and then articulated his vision of informatics
Computing is not only about a computer's internal action; it is about the way a computer behaves as part of a larger system. The terms in which the computer behaviour is prescribed must harmonize with the way we describe information flow in such systems. Thus computing expands into informatics, the science of information and communication […] it can provide an exact view of the world which is not the province of any previously existing science.
His technical work continued with this broader perspective. Working with Joachim Parrow and David Walker, he developed the π-calculus in 1992, in which labels are passed as values to create a calculus of communicating systems that can naturally express processes with changing structure. For Milner’s definitive account, see Communicating and Mobile Systems: The π-calculus .
He was increasingly concerned about ensuring the impact of theory on practice. For example, he contributed as an invited expert to the Web Services Choreography Description Language (WS-CDL); aspects of this business-process description language are inspired by the π-calculus.
The calculus also led to further formal calculi for describing and reasoning about other systems, including the spi calculus for cryptographic protocols and the stochastic π-calculus for cellular signaling pathways. Such widely differing applications reinforced Milner’s vision of informatics as a science of information and interaction that can be applied in many domains. “Informatics,” he said, “is a synonym for computer science. The ‘info’ words have an advantage: they express the insight that informatic behavior is wider than what computers do, or what computing is.”
Milner retired in 2001, but he did not stop. The π-calculus had been applied to new examples of interaction that he had not anticipated, but he now saw even more.

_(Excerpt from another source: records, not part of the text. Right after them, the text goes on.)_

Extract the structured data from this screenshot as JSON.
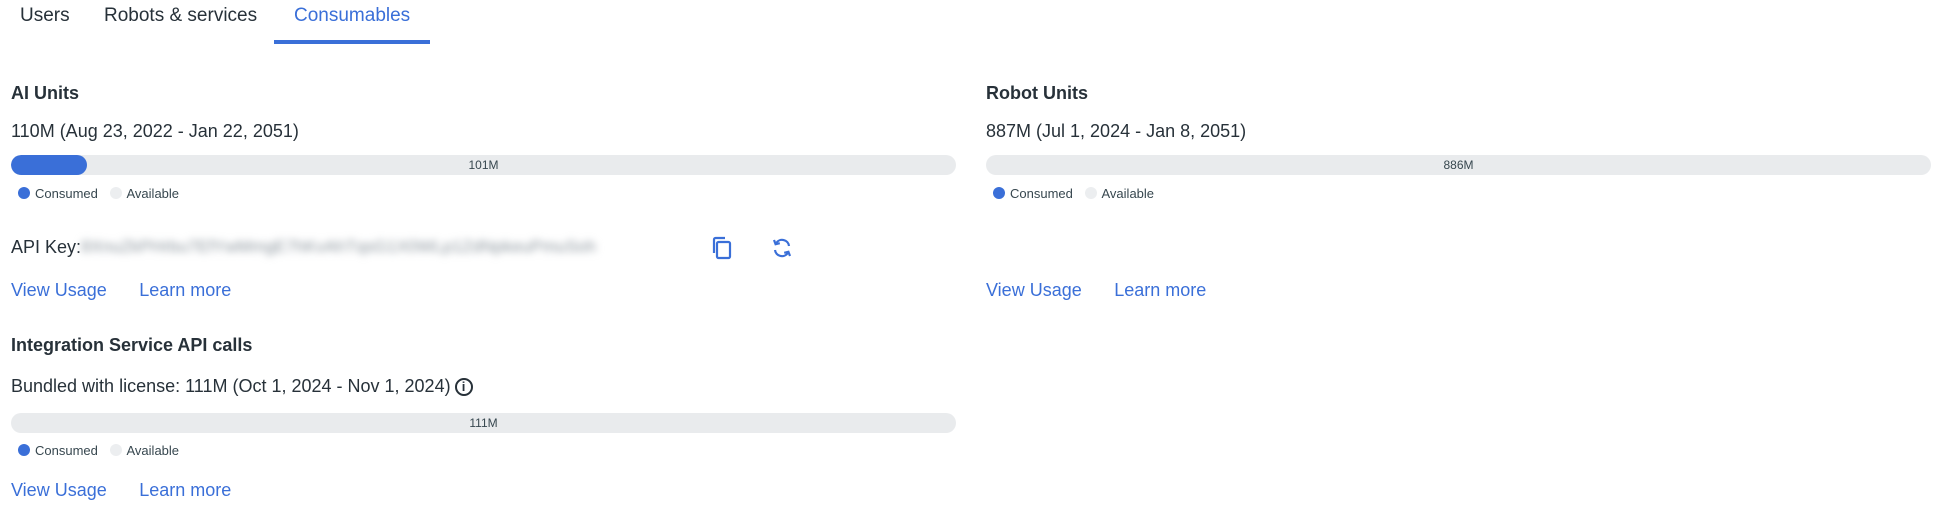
{
  "tabs": [
    {
      "label": "Users",
      "active": false
    },
    {
      "label": "Robots & services",
      "active": false
    },
    {
      "label": "Consumables",
      "active": true
    }
  ],
  "colors": {
    "accent": "#3a6fd8",
    "track": "#e9ebed",
    "text": "#273139"
  },
  "ai_units": {
    "title": "AI Units",
    "quota": "110M (Aug 23, 2022 - Jan 22, 2051)",
    "progress_label": "101M",
    "consumed_fraction": 0.08,
    "legend_consumed": "Consumed",
    "legend_available": "Available",
    "api_key_label": "API Key:",
    "api_key_value": "8XnuZkPHrbu7EfYwMmgE7hKvAhTqsG1X0WLp1ZdNpkeuPmuSoh",
    "copy_icon": "copy-icon",
    "regenerate_icon": "refresh-icon",
    "view_usage": "View Usage",
    "learn_more": "Learn more"
  },
  "robot_units": {
    "title": "Robot Units",
    "quota": "887M (Jul 1, 2024 - Jan 8, 2051)",
    "progress_label": "886M",
    "consumed_fraction": 0.0,
    "legend_consumed": "Consumed",
    "legend_available": "Available",
    "view_usage": "View Usage",
    "learn_more": "Learn more"
  },
  "integration_service": {
    "title": "Integration Service API calls",
    "quota": "Bundled with license: 111M (Oct 1, 2024 - Nov 1, 2024)",
    "info_icon": "info-icon",
    "progress_label": "111M",
    "consumed_fraction": 0.0,
    "legend_consumed": "Consumed",
    "legend_available": "Available",
    "view_usage": "View Usage",
    "learn_more": "Learn more"
  }
}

For example, a
“daunting range of concepts [is] needed to understand ubiquitous computing: data provenance, privacy, authorization, trust (among agents), self-awareness, self-management, reconfiguration, failure recovery, goals, beliefs, ..., and the list can be extended much further.”
He embarked enthusiastically on the development of a further model, “a topographical model which aims to provide a theoretical foundation for mobile interactive systems”.

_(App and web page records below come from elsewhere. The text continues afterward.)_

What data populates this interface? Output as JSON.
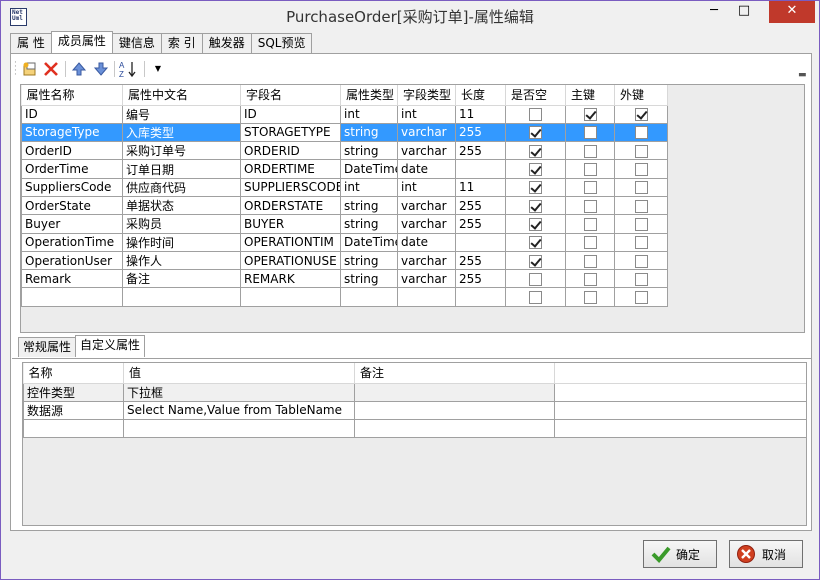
{
  "window": {
    "title": "PurchaseOrder[采购订单]-属性编辑",
    "icon_text": "Net\nUml",
    "minimize": "─",
    "maximize": "□",
    "close": "✕"
  },
  "tabs": [
    "属 性",
    "成员属性",
    "键信息",
    "索 引",
    "触发器",
    "SQL预览"
  ],
  "active_tab": 1,
  "toolbar": {
    "icons": [
      "add-field-icon",
      "delete-icon",
      "move-up-icon",
      "move-down-icon",
      "sort-az-icon",
      "dropdown-icon"
    ],
    "colors": {
      "delete": "#e03020",
      "arrows": "#4a78c8"
    }
  },
  "member_grid": {
    "columns": [
      "属性名称",
      "属性中文名",
      "字段名",
      "属性类型",
      "字段类型",
      "长度",
      "是否空",
      "主键",
      "外键"
    ],
    "rows": [
      {
        "name": "ID",
        "cn": "编号",
        "field": "ID",
        "ptype": "int",
        "ftype": "int",
        "len": "11",
        "nullable": false,
        "pk": true,
        "fk": true
      },
      {
        "name": "StorageType",
        "cn": "入库类型",
        "field": "STORAGETYPE",
        "ptype": "string",
        "ftype": "varchar",
        "len": "255",
        "nullable": true,
        "pk": false,
        "fk": false,
        "selected": true
      },
      {
        "name": "OrderID",
        "cn": "采购订单号",
        "field": "ORDERID",
        "ptype": "string",
        "ftype": "varchar",
        "len": "255",
        "nullable": true,
        "pk": false,
        "fk": false
      },
      {
        "name": "OrderTime",
        "cn": "订单日期",
        "field": "ORDERTIME",
        "ptype": "DateTime",
        "ftype": "date",
        "len": "",
        "nullable": true,
        "pk": false,
        "fk": false
      },
      {
        "name": "SuppliersCode",
        "cn": "供应商代码",
        "field": "SUPPLIERSCODE",
        "ptype": "int",
        "ftype": "int",
        "len": "11",
        "nullable": true,
        "pk": false,
        "fk": false
      },
      {
        "name": "OrderState",
        "cn": "单据状态",
        "field": "ORDERSTATE",
        "ptype": "string",
        "ftype": "varchar",
        "len": "255",
        "nullable": true,
        "pk": false,
        "fk": false
      },
      {
        "name": "Buyer",
        "cn": "采购员",
        "field": "BUYER",
        "ptype": "string",
        "ftype": "varchar",
        "len": "255",
        "nullable": true,
        "pk": false,
        "fk": false
      },
      {
        "name": "OperationTime",
        "cn": "操作时间",
        "field": "OPERATIONTIM",
        "ptype": "DateTime",
        "ftype": "date",
        "len": "",
        "nullable": true,
        "pk": false,
        "fk": false
      },
      {
        "name": "OperationUser",
        "cn": "操作人",
        "field": "OPERATIONUSE",
        "ptype": "string",
        "ftype": "varchar",
        "len": "255",
        "nullable": true,
        "pk": false,
        "fk": false
      },
      {
        "name": "Remark",
        "cn": "备注",
        "field": "REMARK",
        "ptype": "string",
        "ftype": "varchar",
        "len": "255",
        "nullable": false,
        "pk": false,
        "fk": false
      },
      {
        "name": "",
        "cn": "",
        "field": "",
        "ptype": "",
        "ftype": "",
        "len": "",
        "nullable": false,
        "pk": false,
        "fk": false
      }
    ]
  },
  "subtabs": [
    "常规属性",
    "自定义属性"
  ],
  "active_subtab": 1,
  "custom_grid": {
    "columns": [
      "名称",
      "值",
      "备注",
      ""
    ],
    "rows": [
      [
        "控件类型",
        "下拉框",
        "",
        ""
      ],
      [
        "数据源",
        "Select Name,Value from TableName",
        "",
        ""
      ],
      [
        "",
        "",
        "",
        ""
      ]
    ]
  },
  "buttons": {
    "ok": "确定",
    "cancel": "取消"
  },
  "colors": {
    "selection": "#3399ff",
    "close_button": "#c0392b",
    "ok_icon": "#3a9a2a",
    "cancel_icon": "#d04020"
  }
}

This ambitious enterprise led to the “bigraphical" model reported in his final book, The Space and Motion of Communicating Agents  in 2009. In it Milner seeks to account for agents with locality and connectivity that may be reconfigured through motion (placing) and interaction (linking). His goal is to model “not only interactive behavior among artificial agents, but also interaction with and among natural agents. Ultimately our informatic modelling should merge with, and enrich, natural science.”
Bigraphs model the concurrent and interactive behaviors of mobile communicating agents. Applications include computational systems biology, where the agents include genes and proteins, and the internet, where the agents include people, computers, and programs. Like Milner's earlier work, this is destined to have far-reaching and profound significance, both within computer science and beyond.
He was interviewed as ‘Geek of the Week’ just a few weeks before his death, and said, of his work on bigraphs,
I would dearly love to follow this kind of work through to the front line of design and experience, but I don't think I'll be around for long enough. I'm making up for it by listening and talking to those who will be!
Robin’s listening and talking stimulated various groups to work on bigraphical programming languages, and on the application of bigraphs to model natural systems. He returned part time to a chair at Edinburgh, still full of plans and projects for the future, when he died of a heart attack on 20th March 2010, just a few days after the funeral of his beloved wife Lucy.
Author: Michael Fourman